The University of Otago is a major party school, and the first week back from summer “O Week” is one of the biggest party times. My flat on Castle St. is in the middle of the action, meaning that it is easy to meet new people and a short walk to class, but it tends to stay loud late into the night. My flat consists of Timothy (Hong Kong), Claire (Chicago), Anni (Massachusetts), and our kiwi host Danni (New Plymouth, NZ). Something that I hadn’t realized before coming here is that over 50% of international students at Otago are American.
O Week lasts a full week, but I only enjoyed two nights of it before heading out to Maerewhenua River with my geology mapping paper. In New Zealand “paper” is the word for course. The week-long trip had spectacular views, was a great way to make friends, and I learned valuable mapping skills. Cyclone Gita delivered heavy rain the first two days, making note-taking difficult and camp life absolutely miserable. By the second day every river in the region was flooding, so our instructors cancelled the scheduled visit to a river outcrop, instead taking us to the Valley of the Whales. This limestone outcrop, in the middle of a sheep pasture, is the richest marine fossil record of the Oligocene Age, about 23-33 million years ago. Half excavated and protected by an outdoor display case are early whale bones; the surrounding cliffs are full of other ancient shells.
The weather cleared up for the remainder of the week, giving us a chance to visit an outcrop below Benmore Dam, a giant hydroelectric dam. In New Zealand about 85% of electricity is generated by renewable energy, dominated by hydro and geothermal. Here we learned to use a stereonet and draw a stratigraphy log. The following day we visited the coast near Oamaru and were evaluated on out strat log of a great sandstone cliff. Nearby was a silky seal lounging in the sun, lazily watching us work.
Near the end of our trip, we spent a day practicing triangulation near a lime quarry in Tokarahi region (incidentally Tokarahi translates as “many rocks”) . The Tokarahi Lime Quarry is on the top of a limestone plateau and, separated by small farming valleys, similar plateaus were visible all across the region. While breaking apart chunks of discarded limestone I found a perfectly intact shark tooth.
The final day of our field paper was on the pasture lands of Tokarahi. Our final assessment for the trip was to map a basalt layer across an area 2km long, and this was done largely by walking along the top of a cliff, plotting the location and elevation of the layer.
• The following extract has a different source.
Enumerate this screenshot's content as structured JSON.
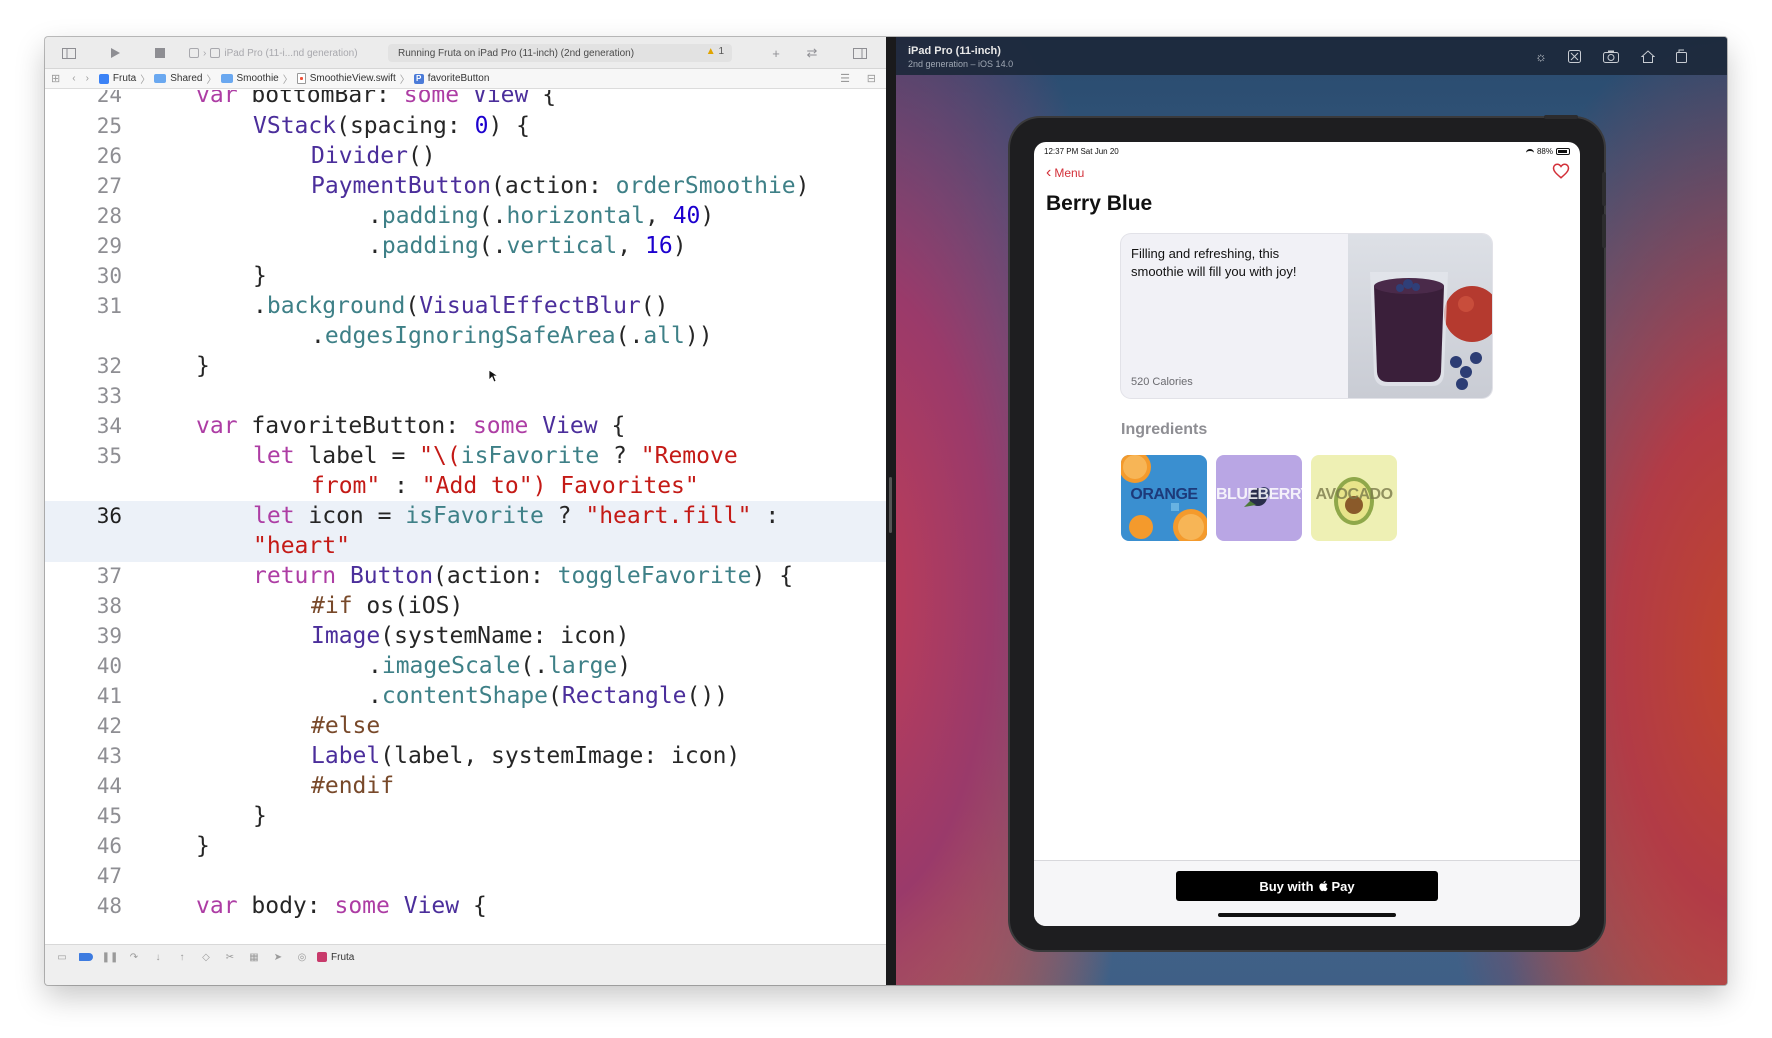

Views of the surrounding country were excellent from up high, and the peaks of the southern alps were just visible above the rolling countryside.
The Maerewhenua Geology Camp has introduced me to the beautiful landscape of NZ and helped me to immediately make friends. This week I’ll be starting my other papers, and diving into the bustle of Dunedin life.